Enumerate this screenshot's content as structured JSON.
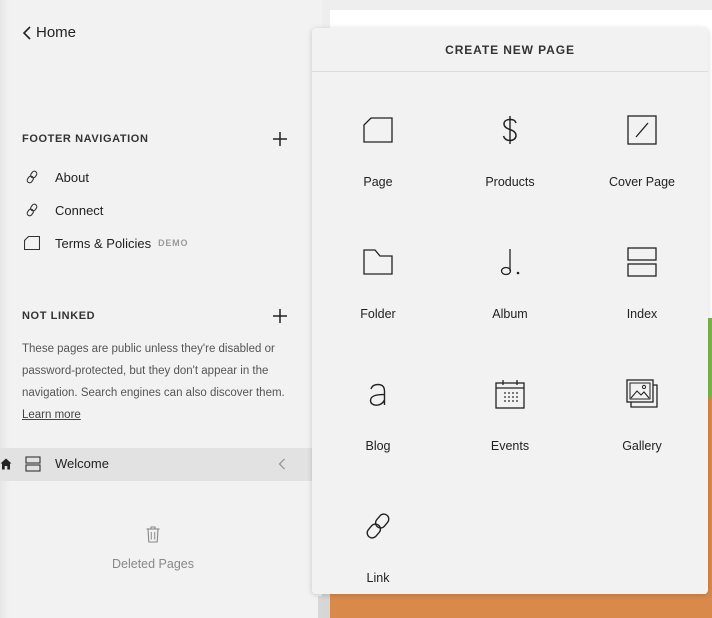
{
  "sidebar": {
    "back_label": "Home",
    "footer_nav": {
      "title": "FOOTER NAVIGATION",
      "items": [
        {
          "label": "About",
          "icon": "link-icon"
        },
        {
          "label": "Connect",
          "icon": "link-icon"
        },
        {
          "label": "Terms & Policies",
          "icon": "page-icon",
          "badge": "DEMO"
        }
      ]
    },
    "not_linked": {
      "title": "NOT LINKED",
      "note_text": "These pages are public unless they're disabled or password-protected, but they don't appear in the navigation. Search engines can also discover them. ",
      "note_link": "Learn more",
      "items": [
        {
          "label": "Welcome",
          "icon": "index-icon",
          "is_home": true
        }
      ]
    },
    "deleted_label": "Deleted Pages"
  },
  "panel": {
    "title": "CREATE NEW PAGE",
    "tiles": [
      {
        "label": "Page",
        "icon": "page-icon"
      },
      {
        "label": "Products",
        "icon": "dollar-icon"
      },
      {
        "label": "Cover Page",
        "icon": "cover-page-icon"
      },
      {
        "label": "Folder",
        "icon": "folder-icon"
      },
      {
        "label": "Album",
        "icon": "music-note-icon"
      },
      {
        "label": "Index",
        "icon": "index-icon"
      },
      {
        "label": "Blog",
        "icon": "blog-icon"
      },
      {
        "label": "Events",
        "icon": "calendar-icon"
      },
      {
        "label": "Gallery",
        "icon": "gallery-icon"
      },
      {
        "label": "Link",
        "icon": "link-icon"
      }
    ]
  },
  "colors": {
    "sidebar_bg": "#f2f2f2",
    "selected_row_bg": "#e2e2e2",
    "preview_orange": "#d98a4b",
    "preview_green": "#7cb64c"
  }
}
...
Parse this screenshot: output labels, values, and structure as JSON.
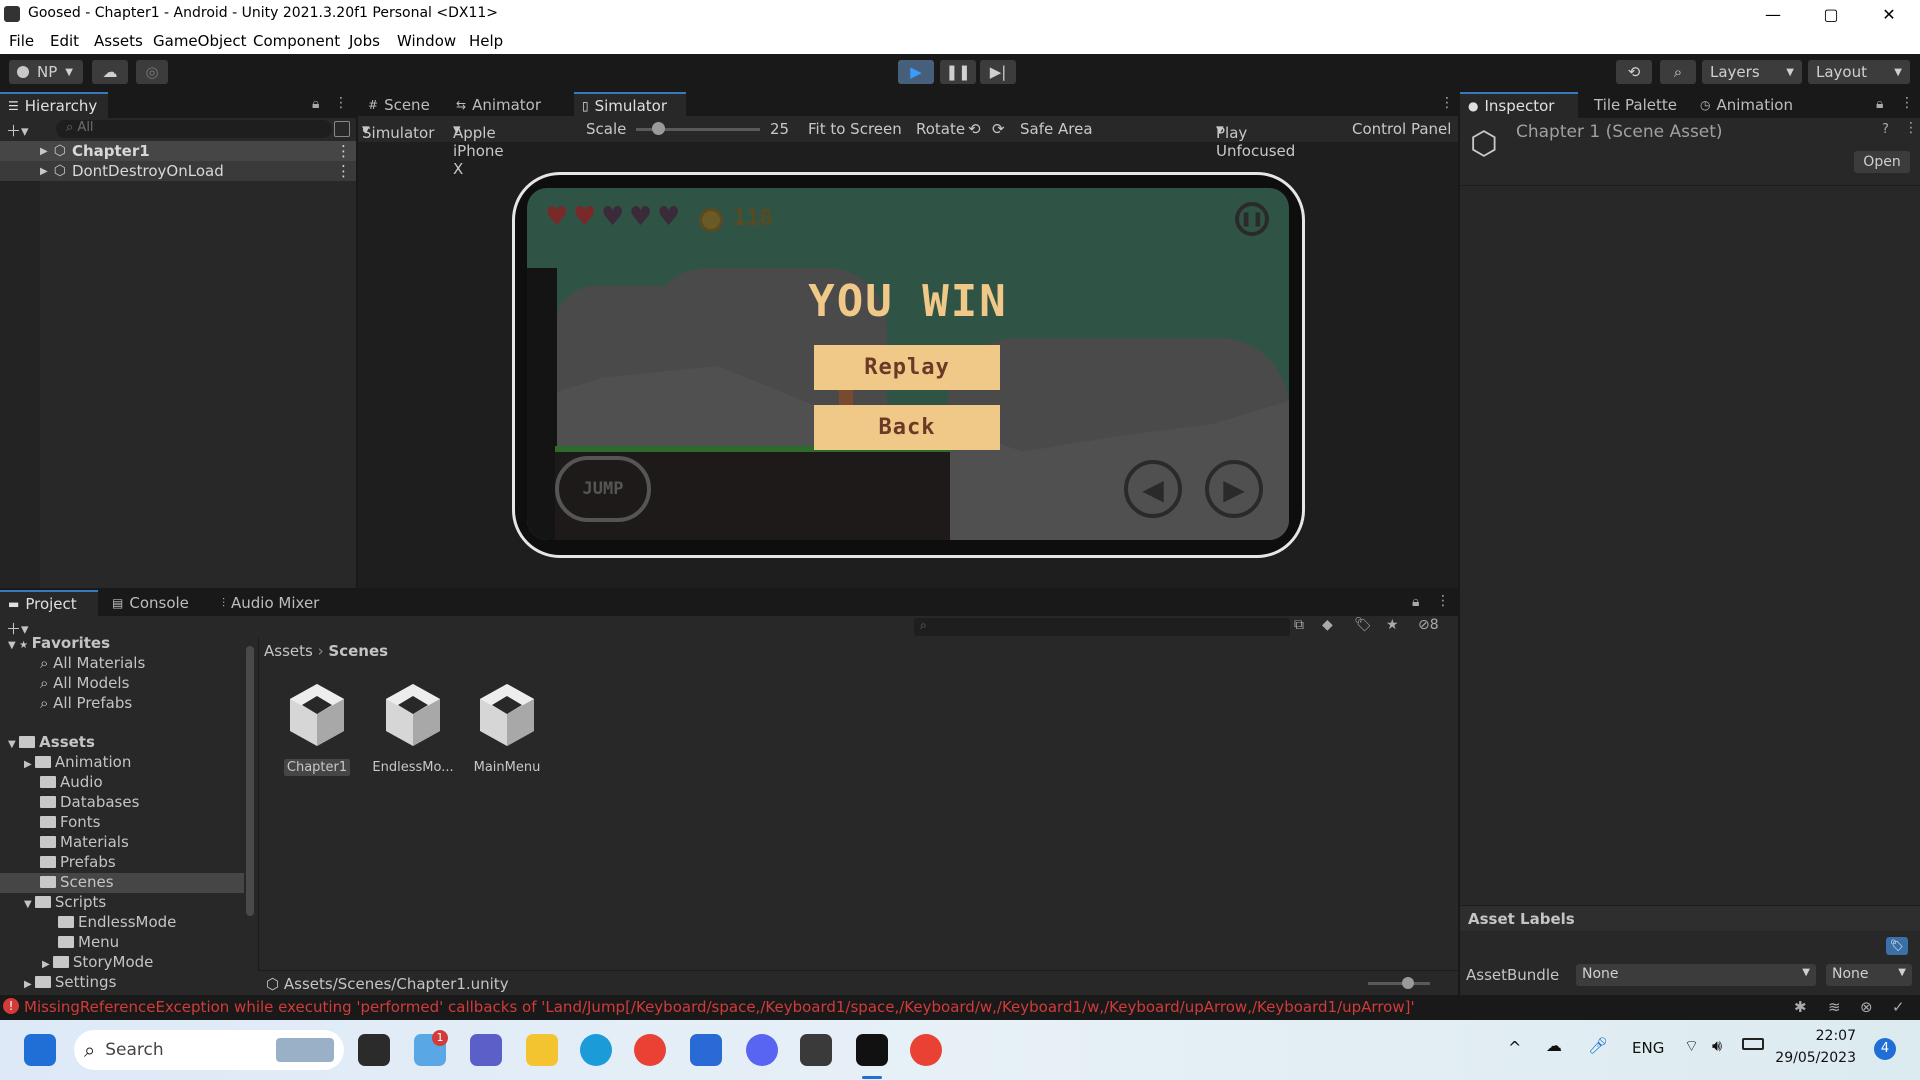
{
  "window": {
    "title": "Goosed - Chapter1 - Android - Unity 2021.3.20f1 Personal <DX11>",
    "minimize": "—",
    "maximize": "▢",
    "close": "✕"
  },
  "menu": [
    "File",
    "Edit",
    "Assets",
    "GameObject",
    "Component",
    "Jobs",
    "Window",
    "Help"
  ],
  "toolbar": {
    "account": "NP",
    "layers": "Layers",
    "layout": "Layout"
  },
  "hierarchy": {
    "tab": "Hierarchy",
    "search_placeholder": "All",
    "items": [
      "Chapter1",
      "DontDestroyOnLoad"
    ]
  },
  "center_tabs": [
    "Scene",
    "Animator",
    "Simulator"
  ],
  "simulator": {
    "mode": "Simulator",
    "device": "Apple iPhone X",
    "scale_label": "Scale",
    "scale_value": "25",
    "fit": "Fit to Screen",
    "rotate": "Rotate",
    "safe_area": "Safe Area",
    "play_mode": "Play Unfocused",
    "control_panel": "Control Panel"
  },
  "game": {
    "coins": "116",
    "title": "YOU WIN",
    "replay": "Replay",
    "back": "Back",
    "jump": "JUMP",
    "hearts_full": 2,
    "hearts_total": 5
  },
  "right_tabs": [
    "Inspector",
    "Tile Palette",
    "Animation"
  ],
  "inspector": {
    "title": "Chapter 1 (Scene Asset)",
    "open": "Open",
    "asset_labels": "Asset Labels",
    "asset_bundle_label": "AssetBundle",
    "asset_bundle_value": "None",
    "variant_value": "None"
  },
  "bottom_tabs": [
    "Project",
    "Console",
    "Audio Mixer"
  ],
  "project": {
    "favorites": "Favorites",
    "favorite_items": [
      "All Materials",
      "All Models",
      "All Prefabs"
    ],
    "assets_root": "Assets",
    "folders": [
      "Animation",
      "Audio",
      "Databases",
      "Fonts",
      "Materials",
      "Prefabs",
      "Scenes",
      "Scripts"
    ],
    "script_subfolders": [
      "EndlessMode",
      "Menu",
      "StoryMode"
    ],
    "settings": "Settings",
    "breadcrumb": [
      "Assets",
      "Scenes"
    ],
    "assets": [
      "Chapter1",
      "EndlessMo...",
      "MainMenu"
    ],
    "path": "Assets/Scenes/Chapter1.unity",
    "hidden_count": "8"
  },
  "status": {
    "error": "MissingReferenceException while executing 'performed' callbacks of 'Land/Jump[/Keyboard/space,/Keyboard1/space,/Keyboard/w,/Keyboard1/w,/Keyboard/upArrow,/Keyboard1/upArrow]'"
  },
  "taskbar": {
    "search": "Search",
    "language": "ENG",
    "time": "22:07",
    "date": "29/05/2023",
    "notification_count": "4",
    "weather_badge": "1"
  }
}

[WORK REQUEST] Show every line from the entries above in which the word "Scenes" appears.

[ANSWER FOR THE TASK]
      "Scenes",
      "Scenes"
    "path": "Assets/Scenes/Chapter1.unity",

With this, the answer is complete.